• **Aim of the task**: What appears in the data must be reproduced exactly.

**** Study material ****

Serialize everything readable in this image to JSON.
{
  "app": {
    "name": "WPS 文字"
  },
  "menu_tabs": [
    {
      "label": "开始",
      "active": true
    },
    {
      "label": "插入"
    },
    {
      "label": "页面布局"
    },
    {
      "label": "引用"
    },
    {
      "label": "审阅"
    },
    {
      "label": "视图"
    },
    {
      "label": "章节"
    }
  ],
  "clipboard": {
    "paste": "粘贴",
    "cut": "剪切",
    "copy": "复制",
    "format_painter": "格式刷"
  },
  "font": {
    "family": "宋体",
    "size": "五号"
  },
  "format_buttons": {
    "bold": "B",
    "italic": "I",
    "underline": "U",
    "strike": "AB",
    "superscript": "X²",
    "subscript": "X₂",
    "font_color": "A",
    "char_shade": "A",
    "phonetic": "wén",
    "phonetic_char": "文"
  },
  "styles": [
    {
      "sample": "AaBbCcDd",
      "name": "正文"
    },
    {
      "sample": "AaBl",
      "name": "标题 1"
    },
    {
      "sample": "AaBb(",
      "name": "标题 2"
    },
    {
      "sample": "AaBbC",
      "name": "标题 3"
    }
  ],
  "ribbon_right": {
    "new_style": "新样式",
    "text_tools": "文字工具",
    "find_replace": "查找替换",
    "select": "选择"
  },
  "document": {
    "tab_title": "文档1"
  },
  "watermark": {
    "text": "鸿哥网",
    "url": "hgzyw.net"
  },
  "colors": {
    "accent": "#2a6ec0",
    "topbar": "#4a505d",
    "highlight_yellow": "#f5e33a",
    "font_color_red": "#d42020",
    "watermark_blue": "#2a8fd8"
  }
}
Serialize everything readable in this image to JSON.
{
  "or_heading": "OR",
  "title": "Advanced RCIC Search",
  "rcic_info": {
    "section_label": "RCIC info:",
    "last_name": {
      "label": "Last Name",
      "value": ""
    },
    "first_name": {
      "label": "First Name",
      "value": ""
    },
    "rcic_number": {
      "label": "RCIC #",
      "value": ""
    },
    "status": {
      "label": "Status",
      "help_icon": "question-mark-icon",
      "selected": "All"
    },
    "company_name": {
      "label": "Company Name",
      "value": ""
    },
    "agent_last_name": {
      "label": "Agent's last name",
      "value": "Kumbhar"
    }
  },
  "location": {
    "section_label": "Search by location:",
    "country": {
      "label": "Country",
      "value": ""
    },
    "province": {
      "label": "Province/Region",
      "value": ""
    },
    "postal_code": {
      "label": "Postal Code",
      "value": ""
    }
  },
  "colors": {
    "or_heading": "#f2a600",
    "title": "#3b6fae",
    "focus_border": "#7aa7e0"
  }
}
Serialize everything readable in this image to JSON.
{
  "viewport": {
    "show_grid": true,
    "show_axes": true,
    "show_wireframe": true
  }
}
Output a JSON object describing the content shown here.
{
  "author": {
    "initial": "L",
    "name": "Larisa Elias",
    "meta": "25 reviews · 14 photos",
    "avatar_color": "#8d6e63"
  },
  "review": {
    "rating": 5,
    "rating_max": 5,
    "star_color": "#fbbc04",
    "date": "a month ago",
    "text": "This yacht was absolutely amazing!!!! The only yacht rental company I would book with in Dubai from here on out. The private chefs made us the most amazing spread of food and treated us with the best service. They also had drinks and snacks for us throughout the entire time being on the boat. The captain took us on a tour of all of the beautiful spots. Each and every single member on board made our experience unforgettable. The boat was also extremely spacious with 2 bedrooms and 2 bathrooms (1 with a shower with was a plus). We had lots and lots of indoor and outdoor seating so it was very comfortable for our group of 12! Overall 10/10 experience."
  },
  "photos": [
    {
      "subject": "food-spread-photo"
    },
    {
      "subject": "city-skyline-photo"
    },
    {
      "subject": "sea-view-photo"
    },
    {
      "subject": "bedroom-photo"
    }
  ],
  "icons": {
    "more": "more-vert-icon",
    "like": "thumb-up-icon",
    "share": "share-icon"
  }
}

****

• **Answer below**:
Serialize everything readable in this image to JSON.
{
  "app": {
    "name": "WPS 文字"
  },
  "menu_tabs": [
    {
      "label": "开始",
      "active": true
    },
    {
      "label": "插入"
    },
    {
      "label": "页面布局"
    },
    {
      "label": "引用"
    },
    {
      "label": "审阅"
    },
    {
      "label": "视图"
    },
    {
      "label": "章节"
    }
  ],
  "clipboard": {
    "paste": "粘贴",
    "cut": "剪切",
    "copy": "复制",
    "format_painter": "格式刷"
  },
  "font": {
    "family": "宋体",
    "size": "五号"
  },
  "format_buttons": {
    "bold": "B",
    "italic": "I",
    "underline": "U",
    "strike": "AB",
    "superscript": "X²",
    "subscript": "X₂",
    "font_color": "A",
    "char_shade": "A",
    "phonetic": "wén",
    "phonetic_char": "文"
  },
  "styles": [
    {
      "sample": "AaBbCcDd",
      "name": "正文"
    },
    {
      "sample": "AaBl",
      "name": "标题 1"
    },
    {
      "sample": "AaBb(",
      "name": "标题 2"
    },
    {
      "sample": "AaBbC",
      "name": "标题 3"
    }
  ],
  "ribbon_right": {
    "new_style": "新样式",
    "text_tools": "文字工具",
    "find_replace": "查找替换",
    "select": "选择"
  },
  "document": {
    "tab_title": "文档1"
  },
  "watermark": {
    "text": "鸿哥网",
    "url": "hgzyw.net"
  },
  "colors": {
    "accent": "#2a6ec0",
    "topbar": "#4a505d",
    "highlight_yellow": "#f5e33a",
    "font_color_red": "#d42020",
    "watermark_blue": "#2a8fd8"
  }
}
Serialize everything readable in this image to JSON.
{
  "or_heading": "OR",
  "title": "Advanced RCIC Search",
  "rcic_info": {
    "section_label": "RCIC info:",
    "last_name": {
      "label": "Last Name",
      "value": ""
    },
    "first_name": {
      "label": "First Name",
      "value": ""
    },
    "rcic_number": {
      "label": "RCIC #",
      "value": ""
    },
    "status": {
      "label": "Status",
      "help_icon": "question-mark-icon",
      "selected": "All"
    },
    "company_name": {
      "label": "Company Name",
      "value": ""
    },
    "agent_last_name": {
      "label": "Agent's last name",
      "value": "Kumbhar"
    }
  },
  "location": {
    "section_label": "Search by location:",
    "country": {
      "label": "Country",
      "value": ""
    },
    "province": {
      "label": "Province/Region",
      "value": ""
    },
    "postal_code": {
      "label": "Postal Code",
      "value": ""
    }
  },
  "colors": {
    "or_heading": "#f2a600",
    "title": "#3b6fae",
    "focus_border": "#7aa7e0"
  }
}
Serialize everything readable in this image to JSON.
{
  "viewport": {
    "show_grid": true,
    "show_axes": true,
    "show_wireframe": true
  }
}
Output a JSON object describing the content shown here.
{
  "author": {
    "initial": "L",
    "name": "Larisa Elias",
    "meta": "25 reviews · 14 photos",
    "avatar_color": "#8d6e63"
  },
  "review": {
    "rating": 5,
    "rating_max": 5,
    "star_color": "#fbbc04",
    "date": "a month ago",
    "text": "This yacht was absolutely amazing!!!! The only yacht rental company I would book with in Dubai from here on out. The private chefs made us the most amazing spread of food and treated us with the best service. They also had drinks and snacks for us throughout the entire time being on the boat. The captain took us on a tour of all of the beautiful spots. Each and every single member on board made our experience unforgettable. The boat was also extremely spacious with 2 bedrooms and 2 bathrooms (1 with a shower with was a plus). We had lots and lots of indoor and outdoor seating so it was very comfortable for our group of 12! Overall 10/10 experience."
  },
  "photos": [
    {
      "subject": "food-spread-photo"
    },
    {
      "subject": "city-skyline-photo"
    },
    {
      "subject": "sea-view-photo"
    },
    {
      "subject": "bedroom-photo"
    }
  ],
  "icons": {
    "more": "more-vert-icon",
    "like": "thumb-up-icon",
    "share": "share-icon"
  }
}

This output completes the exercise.